Data extracted from a collection

++++++

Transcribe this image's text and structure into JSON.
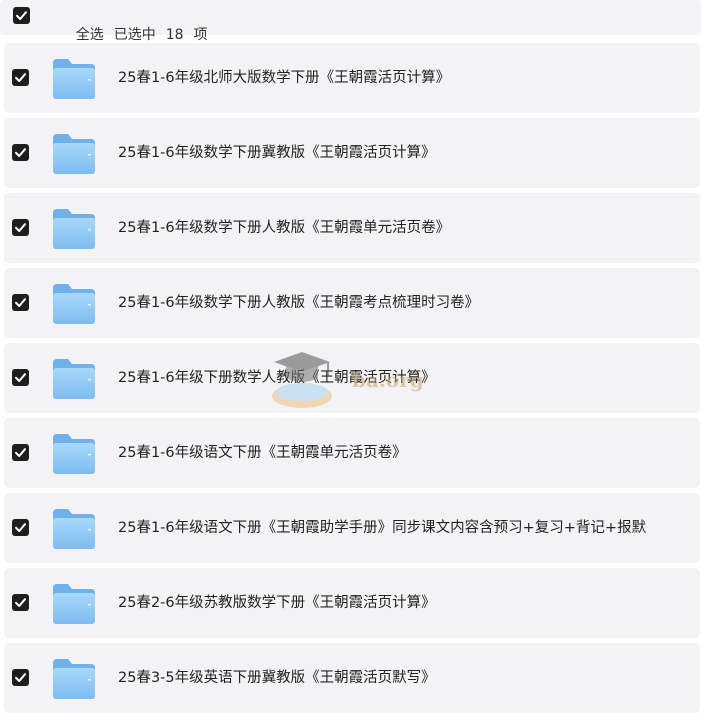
{
  "select_bar": {
    "select_all_label": "全选",
    "selected_prefix": "已选中",
    "selected_count": "18",
    "selected_suffix": "项",
    "checked": true
  },
  "items": [
    {
      "name": "25春1-6年级北师大版数学下册《王朝霞活页计算》",
      "type": "folder",
      "checked": true
    },
    {
      "name": "25春1-6年级数学下册冀教版《王朝霞活页计算》",
      "type": "folder",
      "checked": true
    },
    {
      "name": "25春1-6年级数学下册人教版《王朝霞单元活页卷》",
      "type": "folder",
      "checked": true
    },
    {
      "name": "25春1-6年级数学下册人教版《王朝霞考点梳理时习卷》",
      "type": "folder",
      "checked": true
    },
    {
      "name": "25春1-6年级下册数学人教版《王朝霞活页计算》",
      "type": "folder",
      "checked": true
    },
    {
      "name": "25春1-6年级语文下册《王朝霞单元活页卷》",
      "type": "folder",
      "checked": true
    },
    {
      "name": "25春1-6年级语文下册《王朝霞助学手册》同步课文内容含预习+复习+背记+报默",
      "type": "folder",
      "checked": true
    },
    {
      "name": "25春2-6年级苏教版数学下册《王朝霞活页计算》",
      "type": "folder",
      "checked": true
    },
    {
      "name": "25春3-5年级英语下册冀教版《王朝霞活页默写》",
      "type": "folder",
      "checked": true
    }
  ],
  "watermark": {
    "text": "ba.org",
    "icon": "graduation-cap-icon"
  },
  "colors": {
    "row_background": "#f3f3f5",
    "checkbox_fill": "#1e1e1e",
    "folder_blue": "#8cc8f5"
  }
}
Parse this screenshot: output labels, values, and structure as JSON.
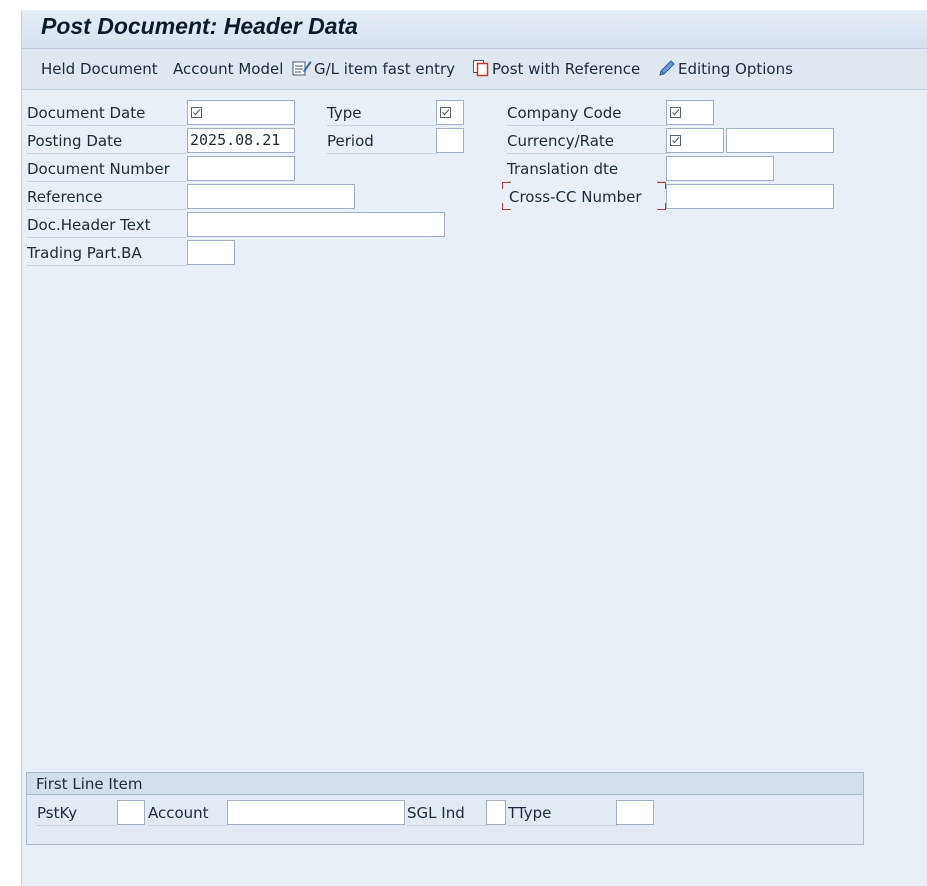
{
  "title": "Post Document: Header Data",
  "toolbar": {
    "held_document": "Held Document",
    "account_model": "Account Model",
    "gl_fast_entry": "G/L item fast entry",
    "post_with_reference": "Post with Reference",
    "editing_options": "Editing Options"
  },
  "form": {
    "document_date": {
      "label": "Document Date",
      "value": ""
    },
    "posting_date": {
      "label": "Posting Date",
      "value": "2025.08.21"
    },
    "document_number": {
      "label": "Document Number",
      "value": ""
    },
    "reference": {
      "label": "Reference",
      "value": ""
    },
    "doc_header_text": {
      "label": "Doc.Header Text",
      "value": ""
    },
    "trading_part_ba": {
      "label": "Trading Part.BA",
      "value": ""
    },
    "type": {
      "label": "Type",
      "value": ""
    },
    "period": {
      "label": "Period",
      "value": ""
    },
    "company_code": {
      "label": "Company Code",
      "value": ""
    },
    "currency_rate": {
      "label": "Currency/Rate",
      "value": "",
      "rate": ""
    },
    "translation_dte": {
      "label": "Translation dte",
      "value": ""
    },
    "cross_cc_number": {
      "label": "Cross-CC Number",
      "value": ""
    }
  },
  "first_line_item": {
    "title": "First Line Item",
    "pstky": {
      "label": "PstKy",
      "value": ""
    },
    "account": {
      "label": "Account",
      "value": ""
    },
    "sgl_ind": {
      "label": "SGL Ind",
      "value": ""
    },
    "ttype": {
      "label": "TType",
      "value": ""
    }
  }
}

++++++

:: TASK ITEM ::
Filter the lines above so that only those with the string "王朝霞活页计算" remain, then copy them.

:: RESPONSE FOR THIS EXERCISE ::
      "name": "25春1-6年级北师大版数学下册《王朝霞活页计算》",
      "name": "25春1-6年级数学下册冀教版《王朝霞活页计算》",
      "name": "25春1-6年级下册数学人教版《王朝霞活页计算》",
      "name": "25春2-6年级苏教版数学下册《王朝霞活页计算》",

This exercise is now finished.